Not all deaths in the military come from combat, or during wars:
Interestingly, in the raw numbers, the wars in Iraq and Afghanistan had death counts that were actually matched or surpassed by those of the military in the early 1980s, when the US was mostly at peace. When the graph is by deaths as a percentage of the active duty military, that changes:
In this case, the percentage of deaths rises higher during the 2000s than it was during the 1980s.
Some of the differences come simply from size. The military of the 2000s was about two-thirds the size of the military of 1980s and thus, by demographics alone, that larger population would see more deaths. But what is most notable is the way that both accidents and homicides have gone down.
Accidents from 2005-2010 averaged approximately one-third the 1980-85 number, and murders from 2005-2010 averaged approximately two-fifths of the 1980-85 figures. Some of that reduction is from the smaller force, but the reduction is much more than the reduction in force size.
Given its population, it is interesting to think of the military as a quite large American city. Using 2010 figures, in 1980, the US military was Houston. In 2010, it was San Antonio.
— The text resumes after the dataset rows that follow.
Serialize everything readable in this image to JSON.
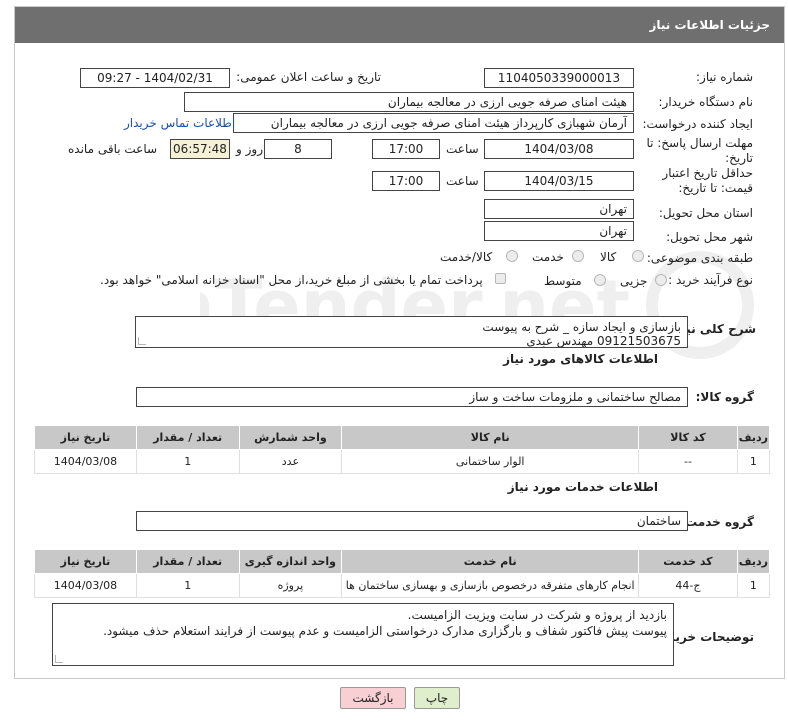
{
  "header": {
    "title": "جزئیات اطلاعات نیاز"
  },
  "fields": {
    "need_number_label": "شماره نیاز:",
    "need_number": "1104050339000013",
    "announce_label": "تاریخ و ساعت اعلان عمومی:",
    "announce_value": "1404/02/31 - 09:27",
    "buyer_org_label": "نام دستگاه خریدار:",
    "buyer_org": "هیئت امنای صرفه جویی ارزی در معالجه بیماران",
    "creator_label": "ایجاد کننده درخواست:",
    "creator": "آرمان شهبازی کارپرداز هیئت امنای صرفه جویی ارزی در معالجه بیماران",
    "contact_link": "اطلاعات تماس خریدار",
    "reply_deadline_label": "مهلت ارسال پاسخ: تا تاریخ:",
    "reply_date": "1404/03/08",
    "time_label": "ساعت",
    "reply_time": "17:00",
    "days": "8",
    "days_label": "روز و",
    "remaining_time": "06:57:48",
    "remaining_label": "ساعت باقی مانده",
    "price_validity_label": "حداقل تاریخ اعتبار قیمت: تا تاریخ:",
    "price_date": "1404/03/15",
    "price_time": "17:00",
    "province_label": "استان محل تحویل:",
    "province": "تهران",
    "city_label": "شهر محل تحویل:",
    "city": "تهران",
    "category_label": "طبقه بندی موضوعی:",
    "category_options": [
      "کالا",
      "خدمت",
      "کالا/خدمت"
    ],
    "process_label": "نوع فرآیند خرید :",
    "process_options": [
      "جزیی",
      "متوسط"
    ],
    "payment_note": "پرداخت تمام یا بخشی از مبلغ خرید،از محل \"اسناد خزانه اسلامی\" خواهد بود."
  },
  "description": {
    "label": "شرح کلی نیاز:",
    "lines": [
      "بازسازی و ایجاد سازه _ شرح به پیوست",
      "09121503675 مهندس عبدی"
    ]
  },
  "goods": {
    "section_title": "اطلاعات کالاهای مورد نیاز",
    "group_label": "گروه کالا:",
    "group_value": "مصالح ساختمانی و ملزومات ساخت و ساز",
    "columns": [
      "ردیف",
      "کد کالا",
      "نام کالا",
      "واحد شمارش",
      "تعداد / مقدار",
      "تاریخ نیاز"
    ],
    "rows": [
      [
        "1",
        "--",
        "الوار ساختمانی",
        "عدد",
        "1",
        "1404/03/08"
      ]
    ]
  },
  "services": {
    "section_title": "اطلاعات خدمات مورد نیاز",
    "group_label": "گروه خدمت:",
    "group_value": "ساختمان",
    "columns": [
      "ردیف",
      "کد خدمت",
      "نام خدمت",
      "واحد اندازه گیری",
      "تعداد / مقدار",
      "تاریخ نیاز"
    ],
    "rows": [
      [
        "1",
        "ج-44",
        "انجام کارهای متفرقه درخصوص بازسازی و بهسازی ساختمان ها",
        "پروژه",
        "1",
        "1404/03/08"
      ]
    ]
  },
  "buyer_notes": {
    "label": "توضیحات خریدار:",
    "lines": [
      "بازدید از پروژه و شرکت در سایت ویزیت الزامیست.",
      "پیوست پیش فاکتور شفاف و بارگزاری مدارک درخواستی الزامیست و عدم پیوست از فرایند استعلام حذف میشود."
    ]
  },
  "buttons": {
    "print": "چاپ",
    "back": "بازگشت"
  },
  "colors": {
    "header_bg": "#6f6f6f",
    "table_header_bg": "#c8c8c8",
    "link": "#1a4fa8",
    "back_btn_bg": "#f8d0d4",
    "print_btn_bg": "#dfeecb"
  }
}
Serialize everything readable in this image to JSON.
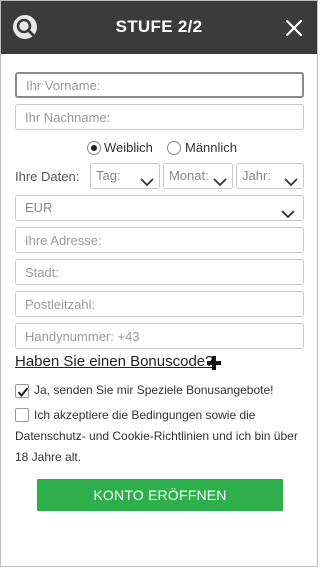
{
  "header": {
    "title": "STUFE 2/2",
    "logo_icon": "search-chat-logo-icon",
    "close_icon": "close-icon",
    "background": "#3b3b3b"
  },
  "form": {
    "first_name_placeholder": "Ihr Vorname:",
    "last_name_placeholder": "Ihr Nachname:",
    "gender": {
      "options": [
        "Weiblich",
        "Männlich"
      ],
      "selected": "Weiblich"
    },
    "date_label": "Ihre Daten:",
    "day_placeholder": "Tag:",
    "month_placeholder": "Monat:",
    "year_placeholder": "Jahr:",
    "currency_value": "EUR",
    "address_placeholder": "Ihre Adresse:",
    "city_placeholder": "Stadt:",
    "postal_placeholder": "Postleitzahl:",
    "phone_placeholder": "Handynummer: +43",
    "bonus_code_link": "Haben Sie einen Bonuscode?",
    "offers_checkbox": {
      "label": "Ja, senden Sie mir Speziele Bonusangebote!",
      "checked": true
    },
    "terms_checkbox": {
      "lines": [
        "Ich akzeptiere die Bedingungen sowie die",
        "Datenschutz- und Cookie-Richtlinien und ich bin über",
        "18 Jahre alt."
      ],
      "checked": false
    },
    "submit_label": "KONTO ERÖFFNEN",
    "accent_color": "#2db04b"
  }
}
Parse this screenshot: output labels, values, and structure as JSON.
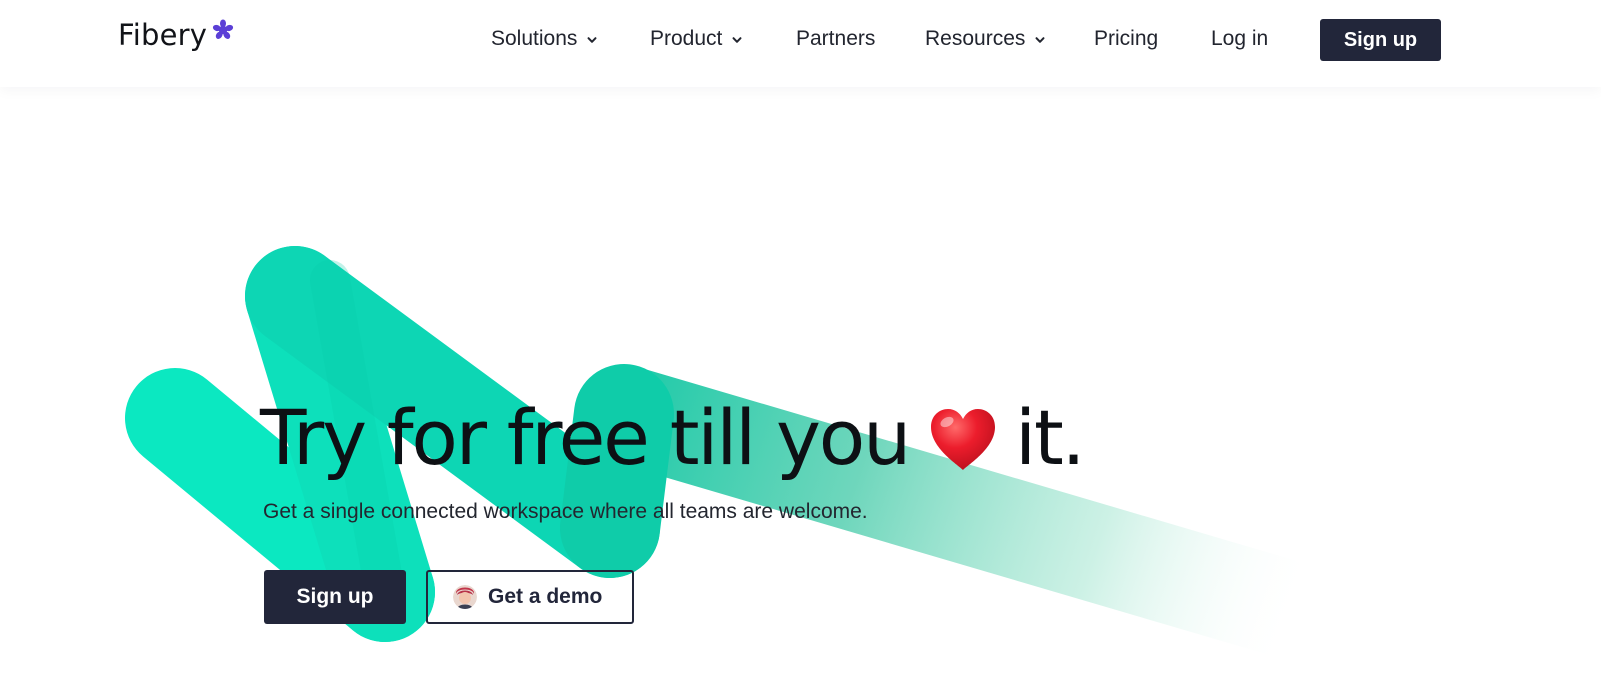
{
  "brand": {
    "name": "Fibery",
    "mark_color": "#5b3fd6"
  },
  "nav": {
    "items": [
      {
        "label": "Solutions",
        "has_dropdown": true
      },
      {
        "label": "Product",
        "has_dropdown": true
      },
      {
        "label": "Partners",
        "has_dropdown": false
      },
      {
        "label": "Resources",
        "has_dropdown": true
      },
      {
        "label": "Pricing",
        "has_dropdown": false
      },
      {
        "label": "Log in",
        "has_dropdown": false
      }
    ],
    "signup_label": "Sign up"
  },
  "hero": {
    "title_before": "Try for free till you",
    "title_icon": "heart-icon",
    "title_after": "it.",
    "subtitle": "Get a single connected workspace where all teams are welcome.",
    "primary_cta": "Sign up",
    "secondary_cta": "Get a demo",
    "secondary_cta_icon": "avatar"
  },
  "colors": {
    "accent_teal": "#0be3bd",
    "dark_button": "#22263a",
    "heart_red": "#e5172b"
  }
}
Just like those two cities, the military comes with all the ordinary everyday occurrences of life that have nothing to do with war or combat and some of those – accidents and homicides – lead to the death of its residents.
P.S. I didn’t talk about suicide in the military because that’s worthy of an entirely independent post, which I will get to if and when I can.